DATASET RECORDS -
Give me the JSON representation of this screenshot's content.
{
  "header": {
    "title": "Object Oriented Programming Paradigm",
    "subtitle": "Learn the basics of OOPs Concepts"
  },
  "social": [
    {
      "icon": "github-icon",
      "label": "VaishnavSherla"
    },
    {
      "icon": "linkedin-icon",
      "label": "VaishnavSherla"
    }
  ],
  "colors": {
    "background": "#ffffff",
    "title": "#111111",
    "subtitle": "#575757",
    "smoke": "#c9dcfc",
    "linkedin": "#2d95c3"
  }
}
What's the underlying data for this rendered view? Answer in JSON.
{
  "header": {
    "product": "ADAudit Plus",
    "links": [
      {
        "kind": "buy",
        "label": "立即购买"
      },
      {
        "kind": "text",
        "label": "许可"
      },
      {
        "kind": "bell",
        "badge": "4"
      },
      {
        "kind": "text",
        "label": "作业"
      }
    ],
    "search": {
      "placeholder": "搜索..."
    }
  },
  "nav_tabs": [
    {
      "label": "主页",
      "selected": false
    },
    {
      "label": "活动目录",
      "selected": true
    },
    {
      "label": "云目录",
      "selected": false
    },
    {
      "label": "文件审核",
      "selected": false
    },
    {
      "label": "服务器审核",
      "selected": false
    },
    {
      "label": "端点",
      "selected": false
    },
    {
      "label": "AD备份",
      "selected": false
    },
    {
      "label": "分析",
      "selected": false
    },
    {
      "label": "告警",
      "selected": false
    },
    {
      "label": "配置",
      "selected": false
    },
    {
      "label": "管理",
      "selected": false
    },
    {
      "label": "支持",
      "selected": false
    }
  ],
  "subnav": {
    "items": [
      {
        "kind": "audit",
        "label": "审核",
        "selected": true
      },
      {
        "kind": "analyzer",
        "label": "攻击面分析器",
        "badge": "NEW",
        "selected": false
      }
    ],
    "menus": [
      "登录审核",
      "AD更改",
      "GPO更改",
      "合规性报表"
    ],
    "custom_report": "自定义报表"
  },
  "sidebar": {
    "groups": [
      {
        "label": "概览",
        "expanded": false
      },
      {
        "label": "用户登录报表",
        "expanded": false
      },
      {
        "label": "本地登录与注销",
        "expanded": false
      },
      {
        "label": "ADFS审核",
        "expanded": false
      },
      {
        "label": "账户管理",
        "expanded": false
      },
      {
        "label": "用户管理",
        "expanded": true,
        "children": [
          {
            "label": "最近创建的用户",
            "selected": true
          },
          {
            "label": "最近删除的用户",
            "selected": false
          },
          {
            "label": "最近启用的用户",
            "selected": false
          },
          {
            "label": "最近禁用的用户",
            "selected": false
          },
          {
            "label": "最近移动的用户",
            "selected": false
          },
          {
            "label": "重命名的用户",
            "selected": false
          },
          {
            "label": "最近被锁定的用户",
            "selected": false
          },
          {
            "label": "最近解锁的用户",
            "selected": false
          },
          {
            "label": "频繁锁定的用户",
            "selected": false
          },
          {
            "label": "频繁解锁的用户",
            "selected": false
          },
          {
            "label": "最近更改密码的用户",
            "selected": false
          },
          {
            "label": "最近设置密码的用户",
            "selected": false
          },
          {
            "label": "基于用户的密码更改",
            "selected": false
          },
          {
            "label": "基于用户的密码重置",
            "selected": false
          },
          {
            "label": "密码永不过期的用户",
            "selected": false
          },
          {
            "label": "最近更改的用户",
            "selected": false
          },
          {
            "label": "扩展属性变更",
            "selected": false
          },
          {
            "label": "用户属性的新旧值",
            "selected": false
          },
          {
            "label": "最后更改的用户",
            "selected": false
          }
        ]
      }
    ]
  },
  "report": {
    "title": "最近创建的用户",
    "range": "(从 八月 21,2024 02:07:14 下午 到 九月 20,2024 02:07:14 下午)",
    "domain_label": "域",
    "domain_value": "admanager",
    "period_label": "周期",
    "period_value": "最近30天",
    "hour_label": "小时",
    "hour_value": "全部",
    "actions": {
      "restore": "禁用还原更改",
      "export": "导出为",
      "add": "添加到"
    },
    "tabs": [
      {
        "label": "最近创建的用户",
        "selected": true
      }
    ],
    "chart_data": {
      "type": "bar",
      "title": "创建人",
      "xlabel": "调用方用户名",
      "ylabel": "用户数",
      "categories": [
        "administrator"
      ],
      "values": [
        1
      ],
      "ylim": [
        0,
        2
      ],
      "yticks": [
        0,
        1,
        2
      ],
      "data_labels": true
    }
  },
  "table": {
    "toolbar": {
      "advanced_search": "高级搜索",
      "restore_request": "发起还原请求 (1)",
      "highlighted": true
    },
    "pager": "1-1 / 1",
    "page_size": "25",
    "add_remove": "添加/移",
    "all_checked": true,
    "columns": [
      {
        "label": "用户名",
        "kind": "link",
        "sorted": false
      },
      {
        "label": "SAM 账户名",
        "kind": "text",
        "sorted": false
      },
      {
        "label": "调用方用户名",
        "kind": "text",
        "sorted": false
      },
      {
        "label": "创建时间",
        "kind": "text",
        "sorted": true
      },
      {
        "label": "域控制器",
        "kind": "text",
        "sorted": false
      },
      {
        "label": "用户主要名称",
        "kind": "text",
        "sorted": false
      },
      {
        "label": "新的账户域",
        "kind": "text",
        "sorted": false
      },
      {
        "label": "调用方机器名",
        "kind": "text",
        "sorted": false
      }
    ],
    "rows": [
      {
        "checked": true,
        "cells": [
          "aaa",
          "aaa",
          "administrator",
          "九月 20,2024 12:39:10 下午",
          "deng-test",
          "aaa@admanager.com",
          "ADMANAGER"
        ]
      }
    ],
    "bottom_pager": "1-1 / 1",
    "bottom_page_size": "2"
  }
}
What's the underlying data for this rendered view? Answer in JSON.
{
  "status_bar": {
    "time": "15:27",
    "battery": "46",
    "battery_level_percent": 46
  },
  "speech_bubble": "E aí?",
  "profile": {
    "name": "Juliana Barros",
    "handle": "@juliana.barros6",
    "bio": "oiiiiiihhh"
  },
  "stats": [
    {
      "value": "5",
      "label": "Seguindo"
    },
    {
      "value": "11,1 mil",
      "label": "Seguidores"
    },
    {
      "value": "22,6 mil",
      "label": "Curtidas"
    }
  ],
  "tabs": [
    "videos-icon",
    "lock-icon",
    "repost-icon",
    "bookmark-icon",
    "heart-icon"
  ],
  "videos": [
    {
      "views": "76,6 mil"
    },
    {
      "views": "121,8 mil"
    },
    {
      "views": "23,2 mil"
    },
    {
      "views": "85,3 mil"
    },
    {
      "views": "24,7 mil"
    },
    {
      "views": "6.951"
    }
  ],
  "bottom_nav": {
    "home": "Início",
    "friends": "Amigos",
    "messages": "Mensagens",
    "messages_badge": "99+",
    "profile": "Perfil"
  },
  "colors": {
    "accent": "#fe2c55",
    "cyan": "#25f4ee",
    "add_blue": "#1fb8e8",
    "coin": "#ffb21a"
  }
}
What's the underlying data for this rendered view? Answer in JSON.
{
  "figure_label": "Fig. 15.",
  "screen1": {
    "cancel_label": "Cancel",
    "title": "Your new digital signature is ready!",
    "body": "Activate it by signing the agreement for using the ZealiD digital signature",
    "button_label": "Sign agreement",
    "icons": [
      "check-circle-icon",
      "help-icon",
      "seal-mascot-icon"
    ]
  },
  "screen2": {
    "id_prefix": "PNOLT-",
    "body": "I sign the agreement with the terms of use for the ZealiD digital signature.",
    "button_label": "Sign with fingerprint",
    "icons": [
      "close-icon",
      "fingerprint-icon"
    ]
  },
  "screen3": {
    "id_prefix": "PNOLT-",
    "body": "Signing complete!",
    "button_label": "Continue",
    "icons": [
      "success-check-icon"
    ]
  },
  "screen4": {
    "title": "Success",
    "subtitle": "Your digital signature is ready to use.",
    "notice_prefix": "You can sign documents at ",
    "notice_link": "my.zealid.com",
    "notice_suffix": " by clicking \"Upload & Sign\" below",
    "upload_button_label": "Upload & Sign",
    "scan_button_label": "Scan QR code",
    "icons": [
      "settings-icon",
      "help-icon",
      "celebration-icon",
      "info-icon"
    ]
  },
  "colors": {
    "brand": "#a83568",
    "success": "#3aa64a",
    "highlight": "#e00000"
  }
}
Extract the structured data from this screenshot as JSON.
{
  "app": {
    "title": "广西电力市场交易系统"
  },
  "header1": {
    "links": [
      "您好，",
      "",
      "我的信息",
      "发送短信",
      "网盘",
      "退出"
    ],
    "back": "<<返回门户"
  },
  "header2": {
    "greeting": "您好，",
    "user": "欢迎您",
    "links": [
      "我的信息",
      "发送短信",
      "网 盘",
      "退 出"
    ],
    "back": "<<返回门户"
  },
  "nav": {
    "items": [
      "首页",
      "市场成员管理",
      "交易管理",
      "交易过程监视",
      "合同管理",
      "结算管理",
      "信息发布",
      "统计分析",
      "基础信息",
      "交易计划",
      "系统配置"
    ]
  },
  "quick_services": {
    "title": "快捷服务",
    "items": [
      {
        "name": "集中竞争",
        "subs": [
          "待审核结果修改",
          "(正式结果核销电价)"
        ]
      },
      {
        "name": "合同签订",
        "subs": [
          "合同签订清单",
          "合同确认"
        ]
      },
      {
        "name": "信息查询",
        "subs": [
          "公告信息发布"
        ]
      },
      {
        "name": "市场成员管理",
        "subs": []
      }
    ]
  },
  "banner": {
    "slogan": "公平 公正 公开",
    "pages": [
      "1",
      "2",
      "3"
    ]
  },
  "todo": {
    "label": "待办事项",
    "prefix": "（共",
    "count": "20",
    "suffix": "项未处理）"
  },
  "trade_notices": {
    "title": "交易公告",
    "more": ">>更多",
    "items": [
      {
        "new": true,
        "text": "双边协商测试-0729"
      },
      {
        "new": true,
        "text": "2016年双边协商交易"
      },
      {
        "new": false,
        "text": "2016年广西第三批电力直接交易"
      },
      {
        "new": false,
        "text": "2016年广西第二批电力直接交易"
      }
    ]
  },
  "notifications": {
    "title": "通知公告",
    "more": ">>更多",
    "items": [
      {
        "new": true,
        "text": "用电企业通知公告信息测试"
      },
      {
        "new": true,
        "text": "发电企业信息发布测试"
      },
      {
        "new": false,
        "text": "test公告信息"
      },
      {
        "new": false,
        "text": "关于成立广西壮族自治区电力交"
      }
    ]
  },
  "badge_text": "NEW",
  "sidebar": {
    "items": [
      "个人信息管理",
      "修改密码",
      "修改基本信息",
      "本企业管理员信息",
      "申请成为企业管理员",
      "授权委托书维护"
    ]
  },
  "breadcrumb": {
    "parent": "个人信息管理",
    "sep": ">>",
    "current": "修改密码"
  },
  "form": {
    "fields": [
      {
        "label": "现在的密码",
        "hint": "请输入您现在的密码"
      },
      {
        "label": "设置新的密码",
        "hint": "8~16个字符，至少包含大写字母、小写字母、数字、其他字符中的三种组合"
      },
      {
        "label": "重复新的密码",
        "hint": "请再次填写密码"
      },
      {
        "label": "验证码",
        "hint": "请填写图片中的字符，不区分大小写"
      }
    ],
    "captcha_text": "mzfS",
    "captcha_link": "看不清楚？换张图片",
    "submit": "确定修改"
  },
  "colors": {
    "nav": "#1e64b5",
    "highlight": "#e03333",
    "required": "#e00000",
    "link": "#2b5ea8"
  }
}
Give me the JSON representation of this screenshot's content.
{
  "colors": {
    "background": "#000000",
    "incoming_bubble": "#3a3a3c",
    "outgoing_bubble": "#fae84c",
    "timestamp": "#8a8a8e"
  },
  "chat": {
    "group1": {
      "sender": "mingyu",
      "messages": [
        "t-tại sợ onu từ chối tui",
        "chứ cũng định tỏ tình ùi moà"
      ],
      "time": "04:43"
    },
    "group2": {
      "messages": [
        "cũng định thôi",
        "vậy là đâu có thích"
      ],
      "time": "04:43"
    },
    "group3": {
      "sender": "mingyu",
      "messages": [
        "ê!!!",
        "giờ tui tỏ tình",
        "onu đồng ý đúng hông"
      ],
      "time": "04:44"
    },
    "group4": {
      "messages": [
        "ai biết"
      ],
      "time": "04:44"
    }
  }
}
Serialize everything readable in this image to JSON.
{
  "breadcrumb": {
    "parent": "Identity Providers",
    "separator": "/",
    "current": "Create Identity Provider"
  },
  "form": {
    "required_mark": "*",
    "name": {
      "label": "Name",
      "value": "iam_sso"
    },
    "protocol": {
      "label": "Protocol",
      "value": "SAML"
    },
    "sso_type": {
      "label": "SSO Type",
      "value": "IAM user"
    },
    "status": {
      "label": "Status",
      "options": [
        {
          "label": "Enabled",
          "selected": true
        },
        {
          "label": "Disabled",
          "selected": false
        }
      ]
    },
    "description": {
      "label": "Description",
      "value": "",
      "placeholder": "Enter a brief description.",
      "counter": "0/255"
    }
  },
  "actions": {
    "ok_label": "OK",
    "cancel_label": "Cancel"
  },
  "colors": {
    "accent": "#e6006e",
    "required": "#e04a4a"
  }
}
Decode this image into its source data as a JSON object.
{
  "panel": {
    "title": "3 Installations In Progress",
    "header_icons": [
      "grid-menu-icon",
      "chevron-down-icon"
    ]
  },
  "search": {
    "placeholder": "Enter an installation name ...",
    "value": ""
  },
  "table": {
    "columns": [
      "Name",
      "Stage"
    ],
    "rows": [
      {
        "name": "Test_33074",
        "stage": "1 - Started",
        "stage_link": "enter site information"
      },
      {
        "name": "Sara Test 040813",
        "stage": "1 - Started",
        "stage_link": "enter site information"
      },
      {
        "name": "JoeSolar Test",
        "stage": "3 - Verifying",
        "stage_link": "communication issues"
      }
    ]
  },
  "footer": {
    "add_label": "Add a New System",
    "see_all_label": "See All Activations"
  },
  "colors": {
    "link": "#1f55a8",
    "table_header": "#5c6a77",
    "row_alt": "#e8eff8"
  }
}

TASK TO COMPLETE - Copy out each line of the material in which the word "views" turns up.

ANSWER FOR THIS EXERCISE -
      "views": "76,6 mil"
      "views": "121,8 mil"
      "views": "23,2 mil"
      "views": "85,3 mil"
      "views": "24,7 mil"
      "views": "6.951"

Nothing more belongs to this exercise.